Whats in a name? The origins of the name Jeep have been argued over for decades and I can tell you with good authority that I still have no idea which story is true.

April 2, 2024

When I was a younger man my father and I didn't talk much, translation; didn't talk at all, as most teenage boys are I was full of myself (still am) and couldn't be told anything. That all changed on one spring day when my father decided to by an old jeep (CJ2A) to be exact. We had no idea what it was, never got it running, no matter how we tried but a funny thing happened, we became united in a cause and found common ground.

  As most things do with me, one led to another and things slowly got out of hand. We some how ended up with two jeeps, then three, then four, and so on. They had names like Bella, Patches, War Wagon, and the Weezer. Some ran, some didn't. Other items appeared like mid sized trucks, came and went. 

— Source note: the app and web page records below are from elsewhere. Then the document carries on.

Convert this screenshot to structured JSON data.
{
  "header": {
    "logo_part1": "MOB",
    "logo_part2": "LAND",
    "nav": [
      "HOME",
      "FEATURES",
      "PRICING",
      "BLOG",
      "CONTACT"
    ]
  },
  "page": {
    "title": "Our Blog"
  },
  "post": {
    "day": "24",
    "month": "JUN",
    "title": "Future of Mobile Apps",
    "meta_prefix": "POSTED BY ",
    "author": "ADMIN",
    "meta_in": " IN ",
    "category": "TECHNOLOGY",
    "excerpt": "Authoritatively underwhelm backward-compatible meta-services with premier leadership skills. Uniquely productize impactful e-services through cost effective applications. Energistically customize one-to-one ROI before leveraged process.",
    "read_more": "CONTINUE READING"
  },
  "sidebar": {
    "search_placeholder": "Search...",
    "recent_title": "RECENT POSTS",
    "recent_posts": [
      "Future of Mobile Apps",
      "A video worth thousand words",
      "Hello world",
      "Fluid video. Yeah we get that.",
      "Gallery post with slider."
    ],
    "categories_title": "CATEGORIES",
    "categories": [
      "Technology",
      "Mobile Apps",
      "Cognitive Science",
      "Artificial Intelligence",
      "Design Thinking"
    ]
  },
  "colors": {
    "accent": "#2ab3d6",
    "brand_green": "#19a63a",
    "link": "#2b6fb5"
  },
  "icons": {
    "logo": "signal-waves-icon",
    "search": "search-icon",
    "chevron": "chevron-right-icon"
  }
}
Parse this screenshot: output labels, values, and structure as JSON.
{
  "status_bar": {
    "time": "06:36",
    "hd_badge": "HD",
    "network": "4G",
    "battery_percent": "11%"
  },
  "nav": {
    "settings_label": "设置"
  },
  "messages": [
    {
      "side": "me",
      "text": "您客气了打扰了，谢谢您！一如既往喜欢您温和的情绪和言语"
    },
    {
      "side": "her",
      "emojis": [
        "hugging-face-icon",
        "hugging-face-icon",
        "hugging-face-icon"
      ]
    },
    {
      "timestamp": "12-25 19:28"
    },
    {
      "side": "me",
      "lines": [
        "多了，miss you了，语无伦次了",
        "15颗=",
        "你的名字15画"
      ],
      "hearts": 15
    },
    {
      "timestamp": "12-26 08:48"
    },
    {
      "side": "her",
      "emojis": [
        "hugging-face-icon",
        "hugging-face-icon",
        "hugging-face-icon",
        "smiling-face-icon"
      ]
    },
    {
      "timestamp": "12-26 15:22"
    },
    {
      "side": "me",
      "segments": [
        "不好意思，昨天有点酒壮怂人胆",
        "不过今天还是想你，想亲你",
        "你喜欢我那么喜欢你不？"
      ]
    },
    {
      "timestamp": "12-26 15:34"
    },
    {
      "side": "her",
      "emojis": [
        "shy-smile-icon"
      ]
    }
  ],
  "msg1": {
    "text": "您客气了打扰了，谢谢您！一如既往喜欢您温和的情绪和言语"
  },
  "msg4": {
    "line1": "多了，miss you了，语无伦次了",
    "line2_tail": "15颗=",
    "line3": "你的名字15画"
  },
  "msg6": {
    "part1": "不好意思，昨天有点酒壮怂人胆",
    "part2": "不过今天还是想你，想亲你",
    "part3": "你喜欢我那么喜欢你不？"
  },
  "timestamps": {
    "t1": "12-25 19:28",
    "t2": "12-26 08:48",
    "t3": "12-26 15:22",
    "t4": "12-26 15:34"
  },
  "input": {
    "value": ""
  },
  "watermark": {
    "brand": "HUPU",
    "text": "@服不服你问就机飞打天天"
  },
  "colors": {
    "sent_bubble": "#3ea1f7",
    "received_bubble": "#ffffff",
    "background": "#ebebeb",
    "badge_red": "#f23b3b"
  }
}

In 2007 a pending divorce caused me to shed most of my assets and the fleet dwindled. Finally ending up with just one, her name was Frankenstein. Frankie is a 1945 Jeep with a 1944 engine and is for the most part all original but the name was fitting given her salvaged parts from other dead jeeps. Still the pride of the collection, today she sits with a now again growing fleet of other vehicles here in our gallery. My father and I still cuss and fight, and do things the wrong way but in a time when everything just seemed to go wrong, the vehicles held the line for us. Gave us something to focus on, something to come together with. 

So we all know what we are talking about here is the details:

The Willys Jeep, commonly known simply as the Jeep, is a compact, rugged utility vehicle that played a significant role in military and civilian applications. The origins of the Jeep trace back to the early 1940s when the United States military sought a lightweight, four-wheel-drive vehicle for reconnaissance and transport purposes during World War II.

In 1940, the U.S. Army requested proposals from 135 automobile manufacturers for a compact, rugged, and lightweight 4x4 vehicle. Among the responses, the American Bantam Car Company, Willys-Overland Motors, and Ford Motor Company submitted designs. The resulting prototype, designed by Bantam, served as the basis for the subsequent development by Willys-Overland and Ford.

Ultimately, Willys-Overland won the production contract due to its ability to meet the military's rigorous specifications and scale production quickly. The first Willys MB models rolled out in 1941, followed by the Ford GPW, a nearly identical version produced by Ford under license.

The Willys Jeep became an icon of World War II, used for various purposes such as troop transport, reconnaissance, and even ambulance duties. Its rugged design, compact size, and impressive off-road capabilities made it invaluable in diverse terrains and conditions.

Yes it runs

Yes it has many dents

Yes it leaks (profusely at times)

Yes it stops (most of the time)

Riding in it is the equivalent of falling down stairs on your butt. 

So as for our current Jeep on display as said before it is a 1945 Willys MB. The only items that are not original are the rubber tires, the canvas on the seats and the paint on the metal. It is technically a post war jeep, made September 12th 1945. 

The history on this particular jeep is some what murky, it was severely damaged at one point and given the quality and style of the repairs it was probably repaired in an Army motor pool where they put in a newer T90 transmission as seen on the later M-38 series. It is currently on display with two tires in our WW2 area and two tires in our Korean War area.

You can see it here anytime or at one of our upcoming offsite displays. 

In the mean time...the next story begins.